Artificial Intelligence (AI) is making inroads into every avenue of life, even religion, but despite the speculation that robots will take over many human activities, humans and God have qualities automatons can never replace.
Artificial intelligence (AI) is all around us. Most of us already know that voice recognition AI provides automated support for customer service systems, as well as digital assistants such as Apple’s Siri, Google Home, Amazon’s Alexa, and is behind driverless cars. But AI does so much more.
Hardly an exhaustive list, here are a few of the things artificial intelligence can do, according to Business Insider: Transcribe speech, recognize objects and images, translate languages, speak, recognize emotions and images of faces, recognize emotions and speech, drive, fly a drone, spot cancer better than humans, make certain types of medical diagnoses, detect crop disease, do legal case research, find errors and legal documents, beat 75% of Americans in a visual intelligence test, beat humans at jeopardy, beat the best human players at Texas hold ’em poker, identify potentially threatening weather, write poems that get published, write music, recommend songs you like, the breed better than humans, troll on Twitter, and more.
“Thus says the Lord, the King of Israel and his Redeemer, the Lord of hosts: ‘I am the first and I am the last; besides me there is no god.'”
Artificial intelligence is already making inroads in religion.
SanTO, short for Sanctified Theomorphic Operator, is a robot that resembles Catholic saint statuettes. SanTO is being hailed as the first Catholic robot and is programmed with 2000 years of knowledge about the Catholic faith, the BBC reported.
In the UK, the Church of England developed an Alexa “skill” that can read prayers and answer basic questions like “Who is God?”
Unquestionably, AI will be able to catalog all knowledge of canonical Scriptures, apocryphal and deuterocanonical writings, as well as religious writing by historians, clergy, theologians, scholars, and more. Then, be able to cross-reference all of these and connect the dots.
But religion isn’t simply a compendium of facts. There are worldviews, traditions, and that hard to quantify quality we call faith.
Many churches and denominations are already adopting AI, especially through the use of apps.
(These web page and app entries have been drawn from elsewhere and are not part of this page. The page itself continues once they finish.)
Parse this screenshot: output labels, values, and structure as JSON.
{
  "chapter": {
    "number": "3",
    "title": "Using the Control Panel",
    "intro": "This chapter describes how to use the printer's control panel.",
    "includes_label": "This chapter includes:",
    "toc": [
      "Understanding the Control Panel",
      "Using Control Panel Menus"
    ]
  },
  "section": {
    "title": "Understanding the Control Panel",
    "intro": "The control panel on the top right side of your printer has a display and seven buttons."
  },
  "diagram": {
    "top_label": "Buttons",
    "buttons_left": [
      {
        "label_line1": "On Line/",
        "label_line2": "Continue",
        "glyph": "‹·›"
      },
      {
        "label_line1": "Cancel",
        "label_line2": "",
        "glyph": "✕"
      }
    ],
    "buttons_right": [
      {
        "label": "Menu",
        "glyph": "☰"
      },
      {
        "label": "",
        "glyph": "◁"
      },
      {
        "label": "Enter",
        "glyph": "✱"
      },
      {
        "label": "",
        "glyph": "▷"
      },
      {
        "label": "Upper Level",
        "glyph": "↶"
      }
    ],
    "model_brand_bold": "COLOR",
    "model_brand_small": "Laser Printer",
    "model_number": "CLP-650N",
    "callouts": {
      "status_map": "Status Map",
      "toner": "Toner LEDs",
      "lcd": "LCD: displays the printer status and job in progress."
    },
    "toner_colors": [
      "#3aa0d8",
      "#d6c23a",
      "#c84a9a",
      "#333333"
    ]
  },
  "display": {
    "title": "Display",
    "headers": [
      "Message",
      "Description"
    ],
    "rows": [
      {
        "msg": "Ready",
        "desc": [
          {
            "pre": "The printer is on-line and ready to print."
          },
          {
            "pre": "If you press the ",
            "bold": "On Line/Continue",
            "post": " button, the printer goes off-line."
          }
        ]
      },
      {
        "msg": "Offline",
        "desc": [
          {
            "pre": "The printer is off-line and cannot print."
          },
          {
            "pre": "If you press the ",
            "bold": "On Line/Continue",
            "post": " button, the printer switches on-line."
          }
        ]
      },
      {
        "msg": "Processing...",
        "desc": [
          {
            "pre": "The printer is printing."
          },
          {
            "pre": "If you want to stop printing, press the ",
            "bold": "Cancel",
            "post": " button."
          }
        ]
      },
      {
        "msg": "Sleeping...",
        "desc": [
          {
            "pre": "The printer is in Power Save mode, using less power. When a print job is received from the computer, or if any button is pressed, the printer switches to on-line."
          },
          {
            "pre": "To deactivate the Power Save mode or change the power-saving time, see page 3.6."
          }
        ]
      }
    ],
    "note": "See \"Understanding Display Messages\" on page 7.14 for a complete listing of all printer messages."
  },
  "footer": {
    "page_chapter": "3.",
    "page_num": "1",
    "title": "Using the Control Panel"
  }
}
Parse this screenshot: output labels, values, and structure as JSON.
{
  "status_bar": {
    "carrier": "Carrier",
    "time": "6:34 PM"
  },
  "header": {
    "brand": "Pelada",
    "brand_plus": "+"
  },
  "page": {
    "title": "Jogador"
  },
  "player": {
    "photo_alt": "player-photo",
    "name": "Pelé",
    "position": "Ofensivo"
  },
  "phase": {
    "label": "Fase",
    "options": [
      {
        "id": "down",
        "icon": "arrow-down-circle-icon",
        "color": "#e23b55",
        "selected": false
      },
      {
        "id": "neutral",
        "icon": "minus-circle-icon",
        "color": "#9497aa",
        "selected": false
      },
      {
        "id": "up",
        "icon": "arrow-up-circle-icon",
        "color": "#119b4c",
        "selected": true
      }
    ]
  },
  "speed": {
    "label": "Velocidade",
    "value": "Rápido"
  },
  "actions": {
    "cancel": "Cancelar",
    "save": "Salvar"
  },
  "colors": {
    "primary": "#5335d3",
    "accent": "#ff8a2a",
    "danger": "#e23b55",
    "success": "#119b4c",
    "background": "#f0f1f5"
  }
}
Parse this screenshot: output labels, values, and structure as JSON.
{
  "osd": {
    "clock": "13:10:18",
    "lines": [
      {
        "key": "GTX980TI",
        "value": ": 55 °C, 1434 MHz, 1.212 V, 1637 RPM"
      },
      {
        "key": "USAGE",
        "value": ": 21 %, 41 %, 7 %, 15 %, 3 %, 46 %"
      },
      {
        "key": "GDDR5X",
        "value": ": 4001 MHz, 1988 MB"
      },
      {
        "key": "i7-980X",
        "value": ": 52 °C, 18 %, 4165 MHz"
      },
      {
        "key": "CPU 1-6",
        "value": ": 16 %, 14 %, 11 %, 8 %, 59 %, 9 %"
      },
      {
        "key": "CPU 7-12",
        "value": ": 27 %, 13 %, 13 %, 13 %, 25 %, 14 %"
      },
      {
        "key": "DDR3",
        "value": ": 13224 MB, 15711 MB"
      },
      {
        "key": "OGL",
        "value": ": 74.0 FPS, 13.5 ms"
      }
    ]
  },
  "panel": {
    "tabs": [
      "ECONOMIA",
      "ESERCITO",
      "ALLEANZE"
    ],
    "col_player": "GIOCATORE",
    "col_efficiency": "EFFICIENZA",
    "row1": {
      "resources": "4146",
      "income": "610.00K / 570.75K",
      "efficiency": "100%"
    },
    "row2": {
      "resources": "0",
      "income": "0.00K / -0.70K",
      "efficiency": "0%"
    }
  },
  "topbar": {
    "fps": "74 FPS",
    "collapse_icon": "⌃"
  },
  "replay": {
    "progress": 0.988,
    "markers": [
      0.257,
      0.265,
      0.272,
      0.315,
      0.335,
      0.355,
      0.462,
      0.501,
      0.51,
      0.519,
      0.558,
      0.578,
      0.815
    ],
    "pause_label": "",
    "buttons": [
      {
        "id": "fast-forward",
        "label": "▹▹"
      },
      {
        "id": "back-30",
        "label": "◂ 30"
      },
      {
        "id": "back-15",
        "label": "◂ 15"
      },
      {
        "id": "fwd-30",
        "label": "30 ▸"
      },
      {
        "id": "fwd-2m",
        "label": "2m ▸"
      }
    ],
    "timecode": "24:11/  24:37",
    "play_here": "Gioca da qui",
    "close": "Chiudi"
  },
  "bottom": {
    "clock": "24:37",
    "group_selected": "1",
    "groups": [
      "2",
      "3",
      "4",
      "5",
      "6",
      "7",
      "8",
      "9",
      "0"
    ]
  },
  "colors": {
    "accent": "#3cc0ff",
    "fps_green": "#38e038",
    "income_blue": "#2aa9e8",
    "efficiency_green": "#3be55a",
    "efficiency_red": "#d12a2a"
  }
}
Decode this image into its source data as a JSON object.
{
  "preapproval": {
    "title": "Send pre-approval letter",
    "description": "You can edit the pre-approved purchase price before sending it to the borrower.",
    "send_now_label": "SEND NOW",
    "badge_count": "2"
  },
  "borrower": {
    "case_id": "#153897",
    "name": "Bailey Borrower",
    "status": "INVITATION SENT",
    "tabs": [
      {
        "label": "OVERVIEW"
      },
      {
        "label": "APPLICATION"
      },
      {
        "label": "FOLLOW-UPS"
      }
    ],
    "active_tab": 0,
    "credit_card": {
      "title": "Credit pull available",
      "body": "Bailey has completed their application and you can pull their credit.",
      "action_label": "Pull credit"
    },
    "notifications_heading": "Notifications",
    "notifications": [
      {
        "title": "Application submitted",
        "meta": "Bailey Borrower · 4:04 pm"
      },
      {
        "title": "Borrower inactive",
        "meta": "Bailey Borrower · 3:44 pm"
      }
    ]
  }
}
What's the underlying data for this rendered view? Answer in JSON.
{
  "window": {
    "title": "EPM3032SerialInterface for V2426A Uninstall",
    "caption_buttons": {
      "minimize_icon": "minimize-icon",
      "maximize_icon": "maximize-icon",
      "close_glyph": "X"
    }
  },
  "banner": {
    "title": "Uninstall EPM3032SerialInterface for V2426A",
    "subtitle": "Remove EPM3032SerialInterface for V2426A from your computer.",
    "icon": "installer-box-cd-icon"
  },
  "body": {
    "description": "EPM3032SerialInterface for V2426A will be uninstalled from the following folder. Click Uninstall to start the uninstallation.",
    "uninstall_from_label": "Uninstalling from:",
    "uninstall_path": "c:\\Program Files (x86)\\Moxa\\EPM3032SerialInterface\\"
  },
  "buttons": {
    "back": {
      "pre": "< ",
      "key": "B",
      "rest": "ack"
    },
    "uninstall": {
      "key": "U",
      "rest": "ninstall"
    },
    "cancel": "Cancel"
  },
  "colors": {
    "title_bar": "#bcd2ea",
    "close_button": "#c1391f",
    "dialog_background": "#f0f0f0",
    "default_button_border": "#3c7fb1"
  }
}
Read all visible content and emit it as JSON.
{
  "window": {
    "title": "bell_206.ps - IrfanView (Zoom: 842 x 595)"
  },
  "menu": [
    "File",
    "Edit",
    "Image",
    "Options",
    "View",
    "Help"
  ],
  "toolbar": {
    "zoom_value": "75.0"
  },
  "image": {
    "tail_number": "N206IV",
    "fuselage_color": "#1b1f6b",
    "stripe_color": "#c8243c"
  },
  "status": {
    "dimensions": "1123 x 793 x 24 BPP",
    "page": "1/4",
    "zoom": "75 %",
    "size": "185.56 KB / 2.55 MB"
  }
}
However, many argue that a robot can never interact and minister to another human being the way a fellow mortal can.
“‘You are my witnesses,’ declares the LORD, ‘and my servant whom I have chosen, that you may know and believe me and understand that I am he. Before me no god was formed, nor shall there be any after me.'”
– Isaiah 43:10
In his book entitled “The Promise of Artificial Intelligence: Reckoning and Judgment,” author Brian Cantwell Smith argues AI is “nowhere near developing systems that are genuinely intelligent.” Not only does he not envision that happening in the foreseeable future, but believes that no AI will reach human-level intelligence and judgment ever. What troubles Smith most is that we will become so impressed with AI’s prowess, we will shift our expectations of human intelligence. He argues that while we should learn to use AI for tasks it excels at, we should simultaneously strengthen our own commitment to judgment, ethics and the world.
“Then the LORD God formed a man from the dust of the ground and breathed into his nostrils the breath of life, and the man became a living being.”
– Genesis 2:7
Artificial intelligence creates false expectations, both welcomed and feared, of robots that can replace human beings, religious teachers, and even God.
And while many critics say AI can’t approximate human judgment, there is one ability robots or any artificial device will ever have: The ability to love.
God could have created human beings as robots or automatons that loved him, always obeyed, and never caused harm or evil.
But God recognized such a creation lacked value. Instead, God created human beings with free will. Humans were created with an extremely high level of intelligence – but most importantly – a mind that could reason and choose.
Not only do we have the freedom to choose and to love, but we also have the deep understanding to realize the consequences of our actions before we take them.